  • Author / Creator
    Durance, Kathleen Rachel
  • This qualitative study was designed to address gaps in understandings of how school principals experience self-efficacy as instructional leaders of literacy in a context of standardized performance expectations. Anchored in Bandura’s (1977; 1997; 2012) social cognitive theory of human agency, it explored principals’ experiences with self-efficacy, collective efficacy, and proxy efficacy through semi-structured interviews with eight participants. Utilizing principles of qualitative research (Cresswell, 2015) and constructivist grounded theory (Charmaz, 2014), analysis of findings suggested school principals with varied backgrounds experience accountability pressure for the literacy performance of their students as they grapple for credibility, negotiate locus of control through instructional actions, and develop their sense of self-efficacy through successful creation of instructional climates to promote students’ measurable literacy growth. Conclusions drawn from these findings are: (a) instructional leadership of literacy occurred across a spectrum and (b) self-efficacy, collective efficacy, and proxy efficacy can be developed and intersect with literacy leadership in various ways along an instructional leadership spectrum. Recommendations include a process for utilizing the instructional leadership spectrum as a reflective tool for personal practice, policy analysis, and application of professional resources. Future research is invited to analyze the potential uses of this process as well as the Instructional Leadership Spectrum Model and the Model of Intersections and Sources of Self-Efficacy.

  • Subjects / Keywords
  • Graduation date
    Spring 2022
  • Type of Item
    Thesis
  • Degree
    Doctor of Education
  • DOI
    https://doi.org/10.7939/r3-1p77-fe89
  • License
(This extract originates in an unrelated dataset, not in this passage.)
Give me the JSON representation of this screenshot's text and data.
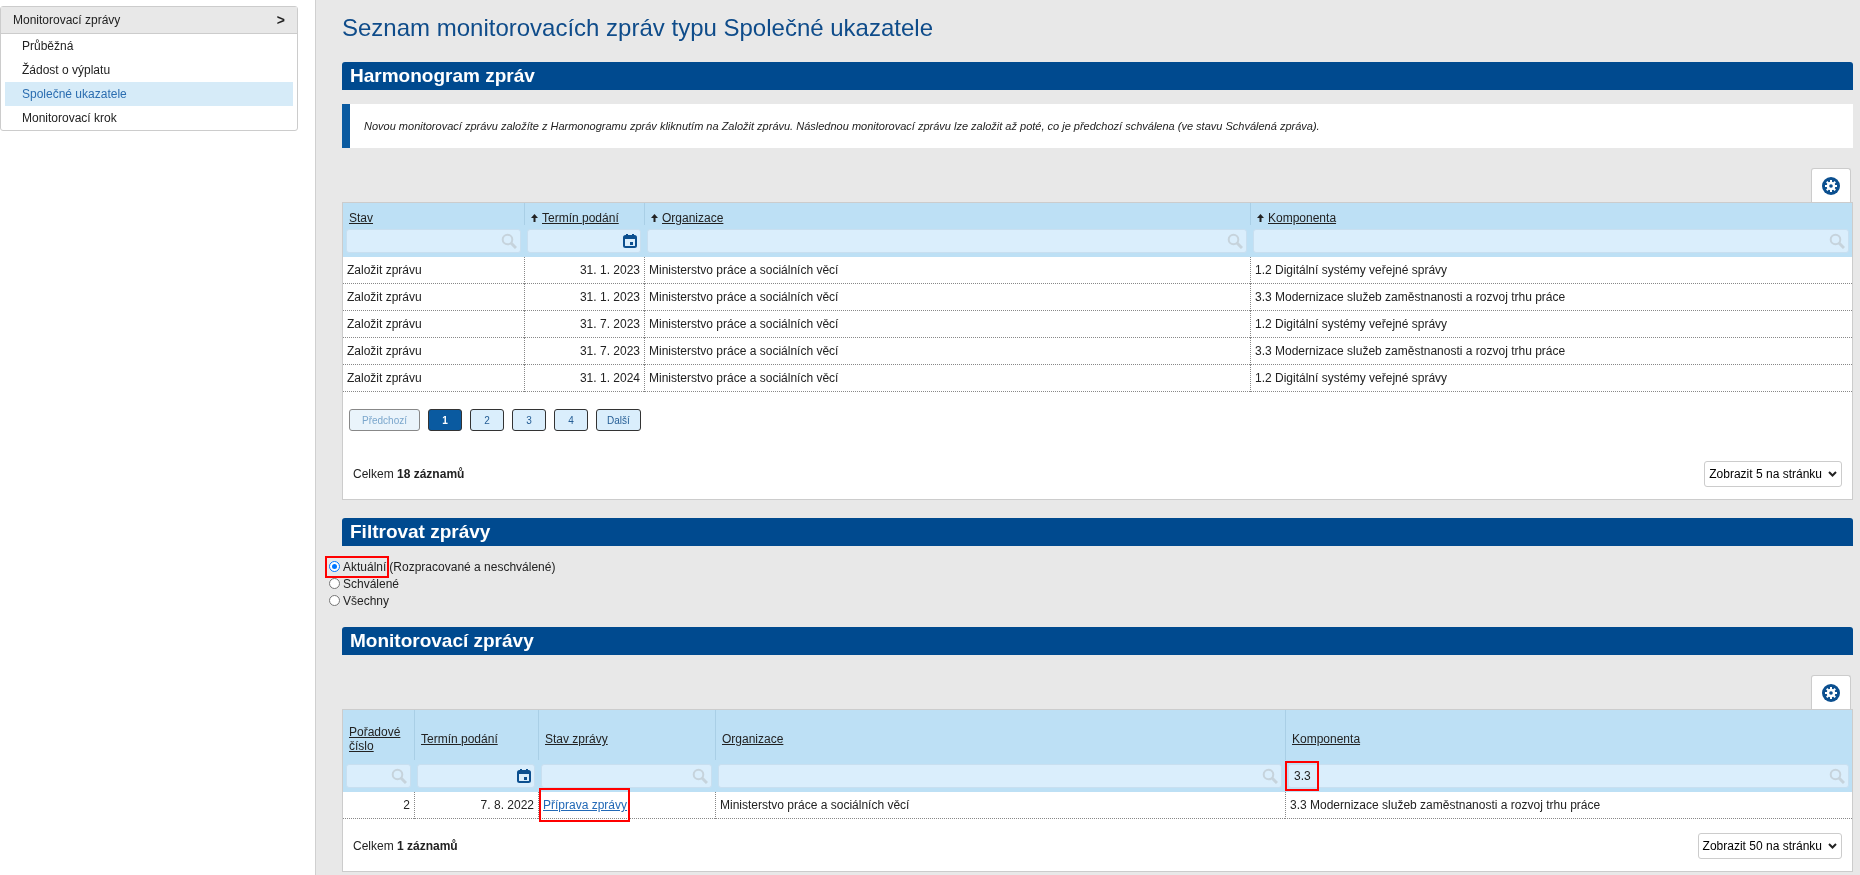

    This thesis is made available by the University of Alberta Libraries with permission of the copyright owner solely for non-commercial purposes. This thesis, or any portion thereof, may not otherwise be copied or reproduced without the written consent of the copyright owner, except to the extent permitted by Canadian copyright law.